_Activity_
Your job is to return every line in the data holding the string "this".

[Records contained in a dataset]
[Start of section]

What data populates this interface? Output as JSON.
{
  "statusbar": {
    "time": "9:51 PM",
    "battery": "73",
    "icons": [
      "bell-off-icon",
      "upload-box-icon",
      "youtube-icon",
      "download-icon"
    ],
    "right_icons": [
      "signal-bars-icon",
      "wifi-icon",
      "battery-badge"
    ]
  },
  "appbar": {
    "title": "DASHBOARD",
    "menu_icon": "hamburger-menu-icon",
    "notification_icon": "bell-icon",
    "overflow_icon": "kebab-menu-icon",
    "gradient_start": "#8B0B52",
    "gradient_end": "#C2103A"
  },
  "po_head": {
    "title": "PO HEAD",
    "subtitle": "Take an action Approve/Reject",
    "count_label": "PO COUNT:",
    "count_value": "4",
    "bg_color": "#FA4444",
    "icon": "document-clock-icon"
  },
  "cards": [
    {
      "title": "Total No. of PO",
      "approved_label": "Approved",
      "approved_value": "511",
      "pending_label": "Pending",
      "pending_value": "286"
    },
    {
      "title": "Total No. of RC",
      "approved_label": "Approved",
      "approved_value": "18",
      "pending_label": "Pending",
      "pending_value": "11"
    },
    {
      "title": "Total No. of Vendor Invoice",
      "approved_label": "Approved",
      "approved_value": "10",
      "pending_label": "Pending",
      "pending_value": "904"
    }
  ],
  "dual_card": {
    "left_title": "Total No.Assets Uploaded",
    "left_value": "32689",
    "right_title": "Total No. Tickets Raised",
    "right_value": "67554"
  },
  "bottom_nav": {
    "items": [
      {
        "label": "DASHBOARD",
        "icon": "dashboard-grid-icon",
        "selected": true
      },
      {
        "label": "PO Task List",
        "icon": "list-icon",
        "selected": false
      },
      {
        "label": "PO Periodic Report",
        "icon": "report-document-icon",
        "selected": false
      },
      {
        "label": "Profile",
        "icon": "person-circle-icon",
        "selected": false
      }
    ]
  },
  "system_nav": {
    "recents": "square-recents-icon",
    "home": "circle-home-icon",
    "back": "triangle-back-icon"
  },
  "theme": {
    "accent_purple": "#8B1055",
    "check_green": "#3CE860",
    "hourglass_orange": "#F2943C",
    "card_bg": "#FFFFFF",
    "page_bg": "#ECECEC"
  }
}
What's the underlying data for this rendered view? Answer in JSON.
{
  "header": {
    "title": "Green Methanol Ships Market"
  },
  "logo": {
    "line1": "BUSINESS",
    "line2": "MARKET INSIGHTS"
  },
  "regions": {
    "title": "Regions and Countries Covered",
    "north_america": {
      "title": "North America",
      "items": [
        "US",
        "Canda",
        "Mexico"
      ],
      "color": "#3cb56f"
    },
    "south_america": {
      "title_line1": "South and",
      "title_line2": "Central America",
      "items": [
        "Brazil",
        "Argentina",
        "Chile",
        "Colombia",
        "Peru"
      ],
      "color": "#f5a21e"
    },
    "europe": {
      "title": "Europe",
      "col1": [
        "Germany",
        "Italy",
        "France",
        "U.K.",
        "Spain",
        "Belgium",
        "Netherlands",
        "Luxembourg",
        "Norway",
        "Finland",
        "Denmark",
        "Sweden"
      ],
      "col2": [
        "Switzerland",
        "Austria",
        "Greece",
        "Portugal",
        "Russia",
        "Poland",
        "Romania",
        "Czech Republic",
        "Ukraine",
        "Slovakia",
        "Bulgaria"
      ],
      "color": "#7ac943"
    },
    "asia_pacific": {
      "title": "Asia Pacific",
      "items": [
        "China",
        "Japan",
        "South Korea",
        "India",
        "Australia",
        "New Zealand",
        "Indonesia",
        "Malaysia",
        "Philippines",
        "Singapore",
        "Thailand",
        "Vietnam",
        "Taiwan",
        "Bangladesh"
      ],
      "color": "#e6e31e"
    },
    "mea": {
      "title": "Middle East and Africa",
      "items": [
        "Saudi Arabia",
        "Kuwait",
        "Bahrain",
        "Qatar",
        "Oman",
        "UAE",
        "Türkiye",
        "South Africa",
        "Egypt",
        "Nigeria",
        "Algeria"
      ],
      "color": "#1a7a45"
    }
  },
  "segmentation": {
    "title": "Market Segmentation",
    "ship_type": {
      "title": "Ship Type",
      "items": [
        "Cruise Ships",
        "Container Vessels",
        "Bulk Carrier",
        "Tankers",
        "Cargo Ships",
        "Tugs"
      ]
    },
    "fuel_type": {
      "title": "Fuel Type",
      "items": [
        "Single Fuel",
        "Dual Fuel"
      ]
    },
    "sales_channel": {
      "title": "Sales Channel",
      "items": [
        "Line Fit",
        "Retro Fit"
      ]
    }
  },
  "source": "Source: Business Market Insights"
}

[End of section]

_Output_
What data populates this interface? Output as JSON.
What's the underlying data for this rendered view? Answer in JSON.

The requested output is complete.